> [What is required] Throughout the material below, count each line in which the word "subtitle" appears, then reply with the count only.

☆ ☆ ☆

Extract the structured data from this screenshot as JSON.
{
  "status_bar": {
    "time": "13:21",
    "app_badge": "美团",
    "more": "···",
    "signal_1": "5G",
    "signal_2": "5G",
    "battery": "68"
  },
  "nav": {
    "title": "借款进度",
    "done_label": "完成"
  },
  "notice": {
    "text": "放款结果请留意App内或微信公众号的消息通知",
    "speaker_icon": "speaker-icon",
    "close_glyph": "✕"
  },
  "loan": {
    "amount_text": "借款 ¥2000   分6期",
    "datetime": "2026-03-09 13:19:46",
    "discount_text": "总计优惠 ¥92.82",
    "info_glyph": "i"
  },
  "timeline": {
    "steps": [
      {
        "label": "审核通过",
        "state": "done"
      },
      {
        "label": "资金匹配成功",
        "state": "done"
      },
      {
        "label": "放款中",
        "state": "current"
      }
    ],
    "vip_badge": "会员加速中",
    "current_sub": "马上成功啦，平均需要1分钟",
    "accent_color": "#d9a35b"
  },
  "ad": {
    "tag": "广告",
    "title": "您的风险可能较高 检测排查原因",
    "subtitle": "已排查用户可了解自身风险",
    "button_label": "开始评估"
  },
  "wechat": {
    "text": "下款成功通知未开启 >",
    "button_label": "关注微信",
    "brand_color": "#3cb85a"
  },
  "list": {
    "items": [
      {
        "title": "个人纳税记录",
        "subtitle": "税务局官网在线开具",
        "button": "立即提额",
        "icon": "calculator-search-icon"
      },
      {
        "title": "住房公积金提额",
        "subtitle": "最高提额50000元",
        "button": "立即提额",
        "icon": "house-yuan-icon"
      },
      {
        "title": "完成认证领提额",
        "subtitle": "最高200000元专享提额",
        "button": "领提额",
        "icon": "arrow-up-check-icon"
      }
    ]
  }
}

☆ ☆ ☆

> [Result below] 4